60's Survivor said...

I think it's worth noting that most secular universities have "Banned Book Day", in which their bookstores (no profit motive here) display and promote books that have been banned at one time or another by various political or religious entities. And yes, some of the titles are laughable (Huckleberry Finn, for example).

However, it also reflects the cultural pride of rebellion we Americans imbibe from our earliest years. We are so intoxicated with every notion of freedom that we seem to forget that true freedom is not the ability to do as we wish, but the strength to do what we should.

It is not unusual for a young person in their late teens or early 20's to feel "empowered" by reading a book that someone has told them they should not read (providing you can find young people who actually read). We, as older adults, should not be so eager to bite the bait.

Anonymous said...

“Our pope culture, awash in pride” — LOL

Anonymous said...

You have every right to laugh. I meant to type "Our POP culture awash in pride."

Anonymous said...

Banned is such an emotionally charged word. Was the book truly banned, or did a priest simply decide that is would not be included in the catholic schools curated literary collection of books? The headline has a bit of negative spin with CATHOLIC PRIEST BANS HARRY POTTER!

Anonymous said...

If the priest has removed the Potter series from his school library, he has banned them from that school library.

TJM said...

Look, the priest is the pastor and has the authority to remove, ban, or whatever you want to call it the Harry Potter books. I still think the parents are cheapskates

Anonymous said...

Well, one thing we DO know: If something is banned and you go ahead and defy the ban, you are automatically cool. And in today's world, cool outranks faithful every time.

Anonymous said...

Ignoring a silly ban imposed by a well-meaning but misinformed pastor is not "unfaithful."

mordacil said...

When Catholics take a stand against a silly issue like Harry Potter, they undermine any moral authority they might claim when trying to take a stand against something that is genuinely harmful. When you want to discourage Harry Potter, you sound a silly as those who wanted to ban Huck Finn. You put yourself in the camp of those knee-jerk evangelicals that want to ban and burn everything that isn't explicitly about Christianity. That is a mindset far removed from Catholic tradition, in which we can draw out what is good and noble from even pagan sources.

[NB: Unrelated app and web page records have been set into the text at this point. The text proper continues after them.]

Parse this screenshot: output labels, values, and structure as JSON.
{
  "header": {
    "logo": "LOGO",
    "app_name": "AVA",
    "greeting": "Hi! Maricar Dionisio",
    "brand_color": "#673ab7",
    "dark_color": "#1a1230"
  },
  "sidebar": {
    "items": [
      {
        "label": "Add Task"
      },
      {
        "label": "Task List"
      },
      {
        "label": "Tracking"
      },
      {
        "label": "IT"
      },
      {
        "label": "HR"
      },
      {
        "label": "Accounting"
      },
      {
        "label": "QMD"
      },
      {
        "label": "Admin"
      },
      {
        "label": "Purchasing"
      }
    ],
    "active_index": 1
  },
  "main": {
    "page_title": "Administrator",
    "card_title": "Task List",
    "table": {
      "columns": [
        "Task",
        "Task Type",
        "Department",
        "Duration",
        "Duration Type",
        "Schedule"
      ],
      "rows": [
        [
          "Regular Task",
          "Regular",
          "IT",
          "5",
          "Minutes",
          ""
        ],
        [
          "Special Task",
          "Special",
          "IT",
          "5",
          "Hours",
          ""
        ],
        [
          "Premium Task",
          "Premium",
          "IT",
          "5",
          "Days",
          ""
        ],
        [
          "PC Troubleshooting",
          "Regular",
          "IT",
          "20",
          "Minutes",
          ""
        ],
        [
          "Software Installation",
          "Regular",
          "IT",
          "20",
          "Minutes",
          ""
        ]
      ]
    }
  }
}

I am a father of four young boys. I work hard, skimping and saving to put them through Catholic school. I converted to the Catholic church in 2014 and have a deep love for the TLM and dove deep into Catholic history and theology.

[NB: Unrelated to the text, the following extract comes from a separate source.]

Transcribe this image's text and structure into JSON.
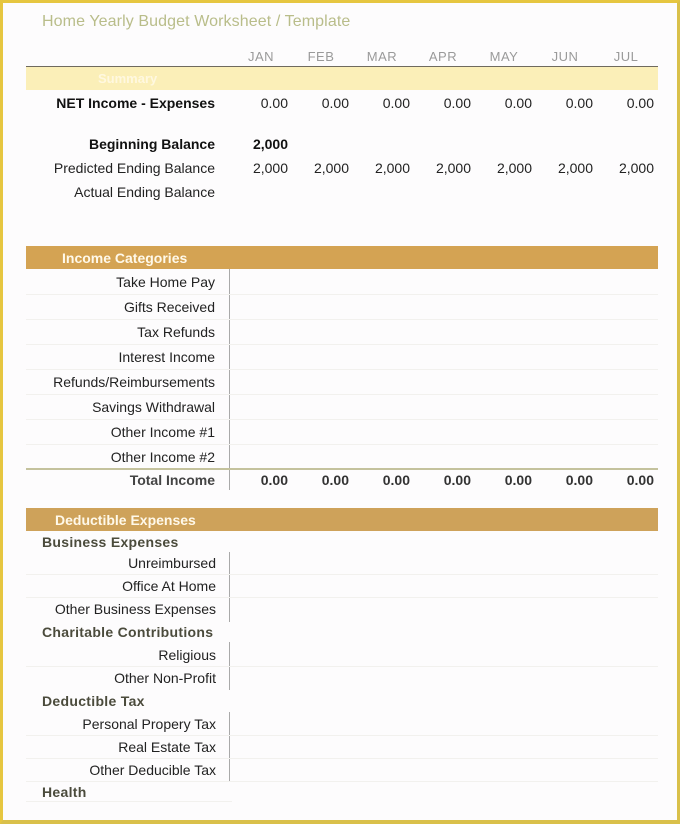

However, I have been a fan of harry Potter books since I was a child and will be happy to share these stories with my own children. There is nothing in those books contrary to the Catholic faith. They are pretty neutral and don't really mention the truly supernatural at all. All of the fantasy and magic in those stories are more like natural phenomena unknown to our science than they are like the cosmic spiritual battle for our souls between heaven and hell. The magic mechanic in those stories is something natural to the beings who possess it and there is no recourse to demons or spiritual energies. "Magic" in these stories is just something some people are born with. Its a fantastical settings to explore themes of good vs. evil in the physical realm, love, friendship, and combating prejudice. These are not inconsistent with Catholic values.

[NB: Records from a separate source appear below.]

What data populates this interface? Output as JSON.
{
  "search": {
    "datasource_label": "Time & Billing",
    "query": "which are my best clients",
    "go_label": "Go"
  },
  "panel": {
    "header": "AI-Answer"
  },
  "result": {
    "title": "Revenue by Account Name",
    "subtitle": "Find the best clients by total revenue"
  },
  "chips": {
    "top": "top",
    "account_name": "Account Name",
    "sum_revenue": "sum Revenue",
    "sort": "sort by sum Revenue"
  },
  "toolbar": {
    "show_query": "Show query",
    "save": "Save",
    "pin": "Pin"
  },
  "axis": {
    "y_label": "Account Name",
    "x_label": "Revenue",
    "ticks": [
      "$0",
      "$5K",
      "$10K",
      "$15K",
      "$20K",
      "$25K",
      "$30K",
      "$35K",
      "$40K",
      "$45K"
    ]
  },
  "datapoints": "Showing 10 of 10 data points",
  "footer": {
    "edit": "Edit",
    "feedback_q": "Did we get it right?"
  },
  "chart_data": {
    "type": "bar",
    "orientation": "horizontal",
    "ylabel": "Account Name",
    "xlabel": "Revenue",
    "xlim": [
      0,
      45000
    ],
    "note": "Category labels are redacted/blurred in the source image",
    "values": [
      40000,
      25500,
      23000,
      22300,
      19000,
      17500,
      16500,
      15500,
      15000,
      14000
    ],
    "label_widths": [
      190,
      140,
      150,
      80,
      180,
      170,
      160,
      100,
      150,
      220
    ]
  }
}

As mentioned above, the "spells" are just Latin-derived words that make no reference to spiritual forces at all. Also, as mentioned above, why not exclude Lord of the Rings, Narnia, all pagan mythology, or anything else that invokes "magic"?

Anonymous said...

So now the exercise of caution undermines the Church's moral authority?

mordacil said...

The "Church" has not ruled on Harry Potter. These are the prudential judgements of individual pastors. There are pastors who have endorsed Harry Potter as well, so it is inconsistent to reject their moral authority when this is not a settled doctrine.

TJM said...

mordacii,

What pastors have endorsed Harry Potter? Seems like a strange thing for a priest to do. Did they also endorse the Wizard of Oz?